These are our five favorite spots in Manchester, from the hottest spots to eat and shop to hidden gems of Mancunian history and culture. While you’re studying abroad at University of Manchester, explore the city's social impact on Britain and discover one of the most culturally generous, inclusive, and exciting cities in the UK.
1. The Northern Quarter is an eclectic, bustling neighborhood with bohemian vibe, independent shops, and creative industries. NQ, a hub both for the Industrial Revolution and Manchester’s iconic music scene, has a unique blend of creativity, culture, and community, all just a few minutes from the central shopping venues. It has colorful murals and graffitied independent thrift stores, record shops, art galleries, and tattoo studios, as well as some great bars, restaurants, and cafés.
2. The Giant Vimto Bottle sculpture in sustainable oak by Kerry Morrison is a well-known landmark in Granby Row. Commissioned by popular soft drink Vimto in 1992, the Vimto bottle sculpture is18 feet tall and symbolizes the city's creative, innovative spirit.

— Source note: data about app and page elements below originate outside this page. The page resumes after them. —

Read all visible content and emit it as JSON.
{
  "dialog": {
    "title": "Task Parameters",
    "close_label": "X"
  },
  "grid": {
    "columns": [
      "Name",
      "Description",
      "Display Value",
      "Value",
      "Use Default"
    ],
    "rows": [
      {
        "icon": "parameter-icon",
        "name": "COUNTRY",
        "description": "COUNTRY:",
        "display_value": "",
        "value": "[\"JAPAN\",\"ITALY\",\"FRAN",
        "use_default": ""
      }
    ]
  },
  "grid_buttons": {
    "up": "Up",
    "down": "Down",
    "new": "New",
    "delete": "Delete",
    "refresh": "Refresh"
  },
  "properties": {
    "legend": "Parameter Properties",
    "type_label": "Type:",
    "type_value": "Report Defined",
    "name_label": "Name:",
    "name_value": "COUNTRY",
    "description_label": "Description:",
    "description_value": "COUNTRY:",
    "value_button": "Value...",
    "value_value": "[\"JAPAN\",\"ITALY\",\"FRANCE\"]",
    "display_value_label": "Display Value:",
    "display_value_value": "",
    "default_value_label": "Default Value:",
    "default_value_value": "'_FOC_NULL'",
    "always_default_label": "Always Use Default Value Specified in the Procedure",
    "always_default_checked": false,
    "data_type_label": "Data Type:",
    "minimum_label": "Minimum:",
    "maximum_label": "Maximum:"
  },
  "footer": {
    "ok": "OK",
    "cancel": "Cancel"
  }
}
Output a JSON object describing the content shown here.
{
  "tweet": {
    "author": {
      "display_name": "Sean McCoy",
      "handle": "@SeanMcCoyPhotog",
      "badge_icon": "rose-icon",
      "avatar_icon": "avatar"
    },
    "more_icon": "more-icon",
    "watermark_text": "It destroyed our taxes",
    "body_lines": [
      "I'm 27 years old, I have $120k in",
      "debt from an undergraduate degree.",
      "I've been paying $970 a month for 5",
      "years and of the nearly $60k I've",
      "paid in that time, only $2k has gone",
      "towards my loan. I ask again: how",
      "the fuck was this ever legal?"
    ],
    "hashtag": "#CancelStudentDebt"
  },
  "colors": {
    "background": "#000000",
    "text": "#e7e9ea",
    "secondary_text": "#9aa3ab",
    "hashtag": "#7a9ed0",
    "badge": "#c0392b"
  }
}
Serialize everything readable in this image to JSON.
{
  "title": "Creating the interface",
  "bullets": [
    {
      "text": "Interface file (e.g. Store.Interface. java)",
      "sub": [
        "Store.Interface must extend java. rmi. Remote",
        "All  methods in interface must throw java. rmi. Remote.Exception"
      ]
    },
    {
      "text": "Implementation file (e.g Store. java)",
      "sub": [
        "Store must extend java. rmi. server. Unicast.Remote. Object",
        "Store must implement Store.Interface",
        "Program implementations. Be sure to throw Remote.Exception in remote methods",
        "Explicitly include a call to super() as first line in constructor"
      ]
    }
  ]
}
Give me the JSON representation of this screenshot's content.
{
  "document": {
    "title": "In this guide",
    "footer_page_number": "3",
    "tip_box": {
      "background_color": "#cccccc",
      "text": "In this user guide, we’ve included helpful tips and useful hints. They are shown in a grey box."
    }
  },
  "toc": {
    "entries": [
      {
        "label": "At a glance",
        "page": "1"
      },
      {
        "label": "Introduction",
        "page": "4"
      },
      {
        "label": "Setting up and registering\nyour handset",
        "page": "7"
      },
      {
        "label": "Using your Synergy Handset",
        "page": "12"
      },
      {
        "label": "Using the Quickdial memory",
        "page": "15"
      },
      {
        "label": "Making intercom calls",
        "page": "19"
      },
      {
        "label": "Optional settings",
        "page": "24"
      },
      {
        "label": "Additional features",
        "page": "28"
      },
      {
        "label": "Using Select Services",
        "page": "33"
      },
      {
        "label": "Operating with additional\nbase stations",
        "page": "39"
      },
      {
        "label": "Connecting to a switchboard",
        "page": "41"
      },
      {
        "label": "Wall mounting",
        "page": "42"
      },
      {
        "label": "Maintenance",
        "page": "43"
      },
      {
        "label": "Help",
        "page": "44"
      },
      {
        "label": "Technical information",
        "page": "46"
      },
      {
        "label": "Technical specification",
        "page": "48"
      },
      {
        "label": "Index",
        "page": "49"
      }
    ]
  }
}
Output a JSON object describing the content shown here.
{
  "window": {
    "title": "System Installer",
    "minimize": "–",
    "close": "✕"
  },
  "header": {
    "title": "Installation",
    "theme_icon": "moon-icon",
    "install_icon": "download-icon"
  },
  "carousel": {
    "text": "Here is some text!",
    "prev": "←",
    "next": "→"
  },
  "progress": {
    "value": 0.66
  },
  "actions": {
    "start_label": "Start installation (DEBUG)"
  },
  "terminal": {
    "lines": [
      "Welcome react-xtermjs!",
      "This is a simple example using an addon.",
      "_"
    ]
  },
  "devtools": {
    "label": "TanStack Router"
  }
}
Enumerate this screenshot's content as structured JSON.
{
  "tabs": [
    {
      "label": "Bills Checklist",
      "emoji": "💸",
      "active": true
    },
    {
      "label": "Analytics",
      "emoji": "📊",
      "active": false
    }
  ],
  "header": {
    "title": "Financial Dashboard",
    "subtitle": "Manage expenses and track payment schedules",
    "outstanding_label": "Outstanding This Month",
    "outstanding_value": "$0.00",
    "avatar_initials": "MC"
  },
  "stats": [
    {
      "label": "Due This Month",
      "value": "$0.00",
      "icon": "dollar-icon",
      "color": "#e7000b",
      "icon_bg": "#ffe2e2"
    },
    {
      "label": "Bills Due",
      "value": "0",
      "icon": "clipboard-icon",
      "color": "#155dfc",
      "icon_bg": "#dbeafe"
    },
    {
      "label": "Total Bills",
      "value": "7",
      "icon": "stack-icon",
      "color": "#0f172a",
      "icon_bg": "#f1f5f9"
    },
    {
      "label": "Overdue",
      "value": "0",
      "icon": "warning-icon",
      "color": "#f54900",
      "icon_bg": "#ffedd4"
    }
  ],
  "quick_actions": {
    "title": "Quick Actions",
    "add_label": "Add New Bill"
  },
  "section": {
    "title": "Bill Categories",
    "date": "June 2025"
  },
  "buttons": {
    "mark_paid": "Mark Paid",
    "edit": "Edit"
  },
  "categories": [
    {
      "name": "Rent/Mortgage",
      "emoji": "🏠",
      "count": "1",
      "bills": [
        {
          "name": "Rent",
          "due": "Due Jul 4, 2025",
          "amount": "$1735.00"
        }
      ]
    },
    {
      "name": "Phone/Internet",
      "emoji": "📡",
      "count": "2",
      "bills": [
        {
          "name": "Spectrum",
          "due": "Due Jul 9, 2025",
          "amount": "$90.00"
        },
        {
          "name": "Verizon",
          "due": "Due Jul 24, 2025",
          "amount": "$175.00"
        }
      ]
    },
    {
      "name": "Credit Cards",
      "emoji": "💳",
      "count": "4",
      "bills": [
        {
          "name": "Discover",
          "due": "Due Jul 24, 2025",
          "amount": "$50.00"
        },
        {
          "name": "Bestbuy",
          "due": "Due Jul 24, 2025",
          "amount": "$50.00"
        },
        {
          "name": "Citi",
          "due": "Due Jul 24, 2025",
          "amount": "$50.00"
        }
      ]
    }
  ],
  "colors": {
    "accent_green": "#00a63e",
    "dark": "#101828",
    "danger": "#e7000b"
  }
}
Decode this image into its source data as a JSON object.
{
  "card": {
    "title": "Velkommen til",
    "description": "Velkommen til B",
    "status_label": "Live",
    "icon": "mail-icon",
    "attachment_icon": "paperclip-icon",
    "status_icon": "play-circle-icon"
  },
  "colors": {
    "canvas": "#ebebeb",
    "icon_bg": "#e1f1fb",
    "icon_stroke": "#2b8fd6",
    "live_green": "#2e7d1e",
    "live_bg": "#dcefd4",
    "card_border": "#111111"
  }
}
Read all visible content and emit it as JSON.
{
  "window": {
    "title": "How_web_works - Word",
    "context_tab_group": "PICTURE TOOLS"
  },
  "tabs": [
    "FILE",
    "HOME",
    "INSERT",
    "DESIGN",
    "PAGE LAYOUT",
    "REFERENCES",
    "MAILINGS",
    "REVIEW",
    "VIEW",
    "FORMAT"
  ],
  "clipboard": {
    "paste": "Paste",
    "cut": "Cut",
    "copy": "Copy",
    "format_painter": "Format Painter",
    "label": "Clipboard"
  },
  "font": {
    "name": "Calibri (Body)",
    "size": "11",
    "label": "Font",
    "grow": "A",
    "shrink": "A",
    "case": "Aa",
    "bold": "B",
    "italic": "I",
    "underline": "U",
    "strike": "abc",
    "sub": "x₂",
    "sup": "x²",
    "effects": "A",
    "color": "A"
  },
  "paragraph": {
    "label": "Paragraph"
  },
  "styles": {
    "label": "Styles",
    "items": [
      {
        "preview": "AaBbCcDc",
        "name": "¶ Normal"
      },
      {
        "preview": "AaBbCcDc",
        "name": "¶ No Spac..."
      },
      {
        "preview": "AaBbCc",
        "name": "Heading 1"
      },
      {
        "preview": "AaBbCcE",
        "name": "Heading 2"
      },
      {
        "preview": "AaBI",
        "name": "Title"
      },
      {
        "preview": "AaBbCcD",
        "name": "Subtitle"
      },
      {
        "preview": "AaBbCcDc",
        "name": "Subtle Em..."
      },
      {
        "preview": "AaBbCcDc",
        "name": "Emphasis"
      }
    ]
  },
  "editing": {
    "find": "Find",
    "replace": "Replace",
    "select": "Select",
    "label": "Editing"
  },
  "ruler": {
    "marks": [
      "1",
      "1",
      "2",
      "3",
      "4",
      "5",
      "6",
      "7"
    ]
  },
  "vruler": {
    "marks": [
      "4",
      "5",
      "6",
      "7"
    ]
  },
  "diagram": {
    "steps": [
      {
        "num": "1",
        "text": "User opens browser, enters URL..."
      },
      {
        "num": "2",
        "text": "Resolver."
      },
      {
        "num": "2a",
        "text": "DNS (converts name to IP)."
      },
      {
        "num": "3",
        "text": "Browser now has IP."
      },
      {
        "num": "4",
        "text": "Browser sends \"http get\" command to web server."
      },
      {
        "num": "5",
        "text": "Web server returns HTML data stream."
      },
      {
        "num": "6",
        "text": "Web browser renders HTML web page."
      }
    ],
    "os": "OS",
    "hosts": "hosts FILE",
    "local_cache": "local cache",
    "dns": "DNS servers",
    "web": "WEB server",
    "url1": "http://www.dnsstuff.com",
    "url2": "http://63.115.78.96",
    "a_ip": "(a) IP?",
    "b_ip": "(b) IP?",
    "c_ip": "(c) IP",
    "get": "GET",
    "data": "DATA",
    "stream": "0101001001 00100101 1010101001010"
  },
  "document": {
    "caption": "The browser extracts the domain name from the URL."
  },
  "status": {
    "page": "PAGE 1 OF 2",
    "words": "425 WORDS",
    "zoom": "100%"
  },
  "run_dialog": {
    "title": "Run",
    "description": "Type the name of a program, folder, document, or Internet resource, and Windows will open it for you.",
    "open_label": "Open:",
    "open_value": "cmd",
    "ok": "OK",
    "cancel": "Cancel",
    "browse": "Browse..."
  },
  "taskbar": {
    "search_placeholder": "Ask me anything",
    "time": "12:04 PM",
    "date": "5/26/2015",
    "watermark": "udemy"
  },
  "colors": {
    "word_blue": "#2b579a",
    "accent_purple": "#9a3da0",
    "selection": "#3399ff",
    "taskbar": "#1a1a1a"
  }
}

Manchester's popular fruit-flavored drink statue is a popular tourist attraction and a symbol of Manchester's industrial heritage.
3. The Alan Turing memorial remembers Alan Turing, a British mathematician and computer scientist who played a pivotal role in cracking German codes during World War II. Funded by the public to celebrate Turing's 89th birthday, the sculpture, by Glyn Hughes, depicts the Father of Modern Computing sitting on a bench holding an apple. It’s a precious piece of Manchester pride and history, tucked away in Sackville Gardens parallel to Manchester's bustling Canal Street.
4. Just outside Manchester's Bridgewater Hall in Barbirolli Square is one of Manchester’s unsung treasures, the Ishinki Touchstone. Ishinki translates as a form returning to its heart. A beautiful, pebble-shaped public sculpture, it’s also known as The Bean, and it honors the Hallé Orchestra's famous conductor. It’s right next to the Society food hall, where vendors serve delicious street food, craft beer, and cocktails.
5. The Locks at Castlefield is a scenic canal spot for walkers and cyclists, taking you through the city center. By the Rochdale Canal, Castlefield has been a designated conservation area since 1980. Protected from development, it keeps its historical and architectural value, so you can explore its museums, galleries, and cafés and get a sense of the city’s industrial legacy after your lectures.